I am a recovering staff member of a purpose driven, seeker-friendly, follow-the-latest-trends, try-to-be-cool, even-if-you’re-not church. I drank the kool-aid and towed the party line. Church needs to be relevant. Church should have environments designed to engage the post-modern individual. Music must be cutting edge, sound and stage lighting is critical. I read all the books and I was convinced. People today are more sophisticated than they used to be. For church to have an impact, and in order for church to change lives, it must be trendy and reminiscent of the theatre and dance clubs frequented by our “target audience.” The Sunday morning programming must be perfectly polished. The sermon must speak to life issues like marriage, parenting, or ethics in the work place. The children’s program needs to channel Disney and Nickelodeon.

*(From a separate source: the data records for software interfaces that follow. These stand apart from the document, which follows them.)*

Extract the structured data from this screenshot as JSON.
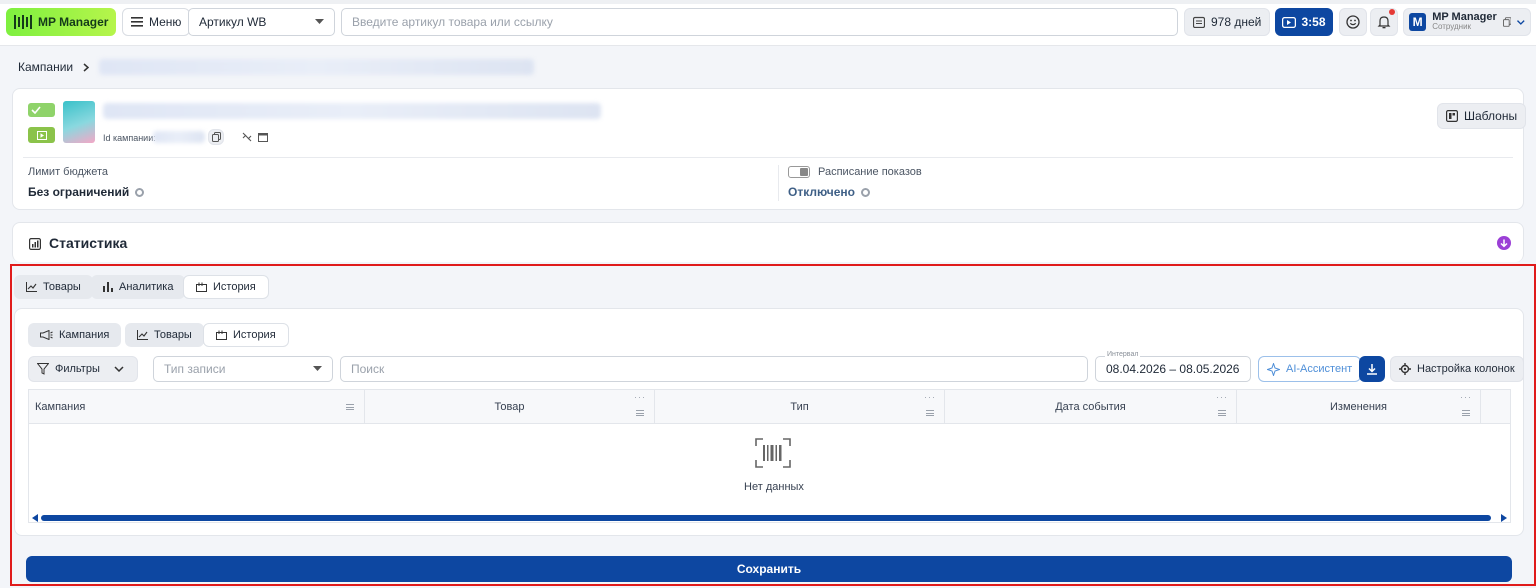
{
  "topbar": {
    "logo_text": "MP Manager",
    "menu_label": "Меню",
    "article_type": "Артикул WB",
    "search_placeholder": "Введите артикул товара или ссылку",
    "days_label": "978 дней",
    "timer_label": "3:58",
    "account_name": "MP Manager",
    "account_role": "Сотрудник",
    "avatar_letter": "M"
  },
  "breadcrumb": {
    "root": "Кампании"
  },
  "campaign": {
    "id_label": "Id кампании:",
    "templates_label": "Шаблоны",
    "budget_label": "Лимит бюджета",
    "budget_value": "Без ограничений",
    "schedule_label": "Расписание показов",
    "schedule_value": "Отключено"
  },
  "statistics": {
    "title": "Статистика"
  },
  "outer_tabs": [
    {
      "label": "Товары"
    },
    {
      "label": "Аналитика"
    },
    {
      "label": "История"
    }
  ],
  "inner_tabs": [
    {
      "label": "Кампания"
    },
    {
      "label": "Товары"
    },
    {
      "label": "История"
    }
  ],
  "filters": {
    "filters_label": "Фильтры",
    "record_type_placeholder": "Тип записи",
    "search_placeholder": "Поиск",
    "interval_label": "Интервал",
    "interval_value": "08.04.2026 – 08.05.2026",
    "ai_label": "AI-Ассистент",
    "columns_label": "Настройка колонок"
  },
  "table": {
    "columns": [
      "Кампания",
      "Товар",
      "Тип",
      "Дата события",
      "Изменения"
    ],
    "empty_text": "Нет данных"
  },
  "save_label": "Сохранить",
  "colors": {
    "primary": "#0d47a1",
    "logo_green": "#7ef03f",
    "highlight_red": "#e01b1b",
    "ai_accent": "#4f8fd8",
    "stat_purple": "#9b3fd6"
  }
}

My whole job was to run Sunday mornings and make a good impression on all who were making “first-contact” with our church. It was my job to “create the experience” for the first time visitor and “wow” them to the point of sparking the desire to return. I had a host of ushers, and greeters strategically placed and thoroughly trained on how to greet and how to un-offensively collect the offering. I managed the all-important coffee kiosk. I was constantly updating the “look” of the various meeting rooms on campus – using the “feel” of Starbucks to inspire one room and iCarly for another. I hired a company to give our website the right “look” and implemented a visitor tracking system to allow us to analyze our strengths and weaknesses. I would tell you that I desperately wanted lives to be changed by the Gospel – but in retrospect, it seems I wanted people to say “wow!” even more. I spent time visiting other “successful” churches to see how they did it. In other words, I attended church, not to worship God, but to critique the programming. I cringe to think about it.

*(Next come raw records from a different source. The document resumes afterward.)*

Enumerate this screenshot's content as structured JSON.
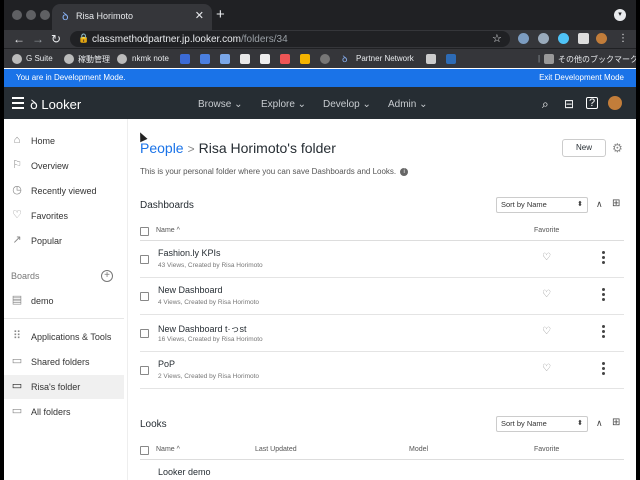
{
  "browser": {
    "tab_title": "Risa Horimoto",
    "new_tab": "+",
    "url_host": "classmethodpartner.jp.looker.com",
    "url_path": "/folders/34",
    "bookmarks": [
      "G Suite",
      "稼動管理",
      "nkmk note",
      "Partner Network",
      "その他のブックマーク"
    ]
  },
  "dev_banner": {
    "left_text": "You are in Development Mode.",
    "right_text": "Exit Development Mode"
  },
  "header": {
    "logo_text": "Looker",
    "menu": [
      {
        "label": "Browse ⌄"
      },
      {
        "label": "Explore ⌄"
      },
      {
        "label": "Develop ⌄"
      },
      {
        "label": "Admin ⌄"
      }
    ]
  },
  "sidebar": {
    "items": [
      {
        "label": "Home",
        "icon": "home-icon"
      },
      {
        "label": "Overview",
        "icon": "flag-icon"
      },
      {
        "label": "Recently viewed",
        "icon": "history-icon"
      },
      {
        "label": "Favorites",
        "icon": "heart-icon"
      },
      {
        "label": "Popular",
        "icon": "trending-icon"
      }
    ],
    "boards_label": "Boards",
    "boards": [
      {
        "label": "demo",
        "icon": "board-icon"
      }
    ],
    "folders": [
      {
        "label": "Applications & Tools",
        "icon": "apps-icon"
      },
      {
        "label": "Shared folders",
        "icon": "folder-icon"
      },
      {
        "label": "Risa's folder",
        "icon": "folder-icon",
        "active": true
      },
      {
        "label": "All folders",
        "icon": "folder-icon"
      }
    ]
  },
  "main": {
    "breadcrumb_link": "People",
    "breadcrumb_sep": ">",
    "title": "Risa Horimoto's folder",
    "new_button": "New",
    "description": "This is your personal folder where you can save Dashboards and Looks.",
    "dashboards": {
      "heading": "Dashboards",
      "sort": "Sort by Name",
      "col_name": "Name ^",
      "col_favorite": "Favorite",
      "rows": [
        {
          "name": "Fashion.ly KPIs",
          "meta": "43 Views, Created by Risa Horimoto"
        },
        {
          "name": "New Dashboard",
          "meta": "4 Views, Created by Risa Horimoto"
        },
        {
          "name": "New Dashboard t·っst",
          "meta": "16 Views, Created by Risa Horimoto"
        },
        {
          "name": "PoP",
          "meta": "2 Views, Created by Risa Horimoto"
        }
      ]
    },
    "looks": {
      "heading": "Looks",
      "sort": "Sort by Name",
      "col_name": "Name ^",
      "col_updated": "Last Updated",
      "col_model": "Model",
      "col_favorite": "Favorite",
      "rows": [
        {
          "name": "Looker demo"
        }
      ]
    }
  }
}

Lest you be thinking, “Yes! It’s about time one of you Seeker-sensitive types admit to the error of your ways!” I would also like to say, that anything done for the glory of God should be done well, and that includes church. Sloppy Sunday mornings are inexcusable, but perfectly orchestrated Sunday mornings do not change lives. Irrelevant music and sermons laced with guilt, condemnation, intolerance, and clichés are a turn-off, but lasers, a hot band, mad vocals and a “feel-good” sermon does nothing to illuminate the beautiful message of the Gospel.
The church has a sordid past. There is much history of abuse of power, manipulation, control, fear-mongering, and hate-speak. We, as modern Christian believers have a tough row to hoe at times as we attempt to reconcile our violent and abusive history to the message of the love of Christ we proclaim. It causes us to do crazy things like create a Sunday morning experience that feels more like Playhouse Disney than an encounter with Divinity. It feels desperate. Like we are trying to convince the world that the faith we share is valid by placing a cup of gourmet coffee in their hand upon arrival. I’m envisioning the God of the Universe observing these rituals with utter disbelief that we would have it so backwards.
I do believe that the polished programs and gourmet coffee is an attraction to those who are seeking to fulfill their religious duty. After all, if you are of the belief that you have to go to church to get in good with God, then you are not, in fact, seeking to know God, you are just seeking to appease God in hopes that God won’t be mad at you. If this is your philosophy, then it’s good there are so many pretty shiny churches from which you can choose. But if that’s your approach, I think you should know you are really missing out on the juicy good stuff.
It’s been three years now since stepping away from my ministry position. I feel like I’ve been in detox and am finally clean and sober. I have developed this singular philosophy: if people have decided to come to church who have never been to church before – there can be only one reason; they want to meet God. Period. No amount of coffee, donuts, handshakes, kickin’ music, well-crafted sermons and strategic follow-up will mean a thing if a seeking-soul is not shown God. God who forgives. God who loves. God who by grace takes all the bad stuff out of a messed-up life and replaces it with the beauty of the Holy Spirit, God’s own Divine presence dwelling within. Every single thing that happens during a church service should be orchestrated around that one singular goal – to reveal God. No apology is needed for our faith, no couching it in shiny eye-pleasing, ear-tickling packages makes the message better. There is no better message for a soul seeking God than to hear that a way has been made for God to be known – and that by identifying with the life, death, and resurrection of Jesus Christ, God looks upon us with pleasure. If you don’t hear this, or feel it, or experience it in the context of church, then I believe the church has failed, no matter how successful it may appear.
Just some stuff I’ve been thinking about…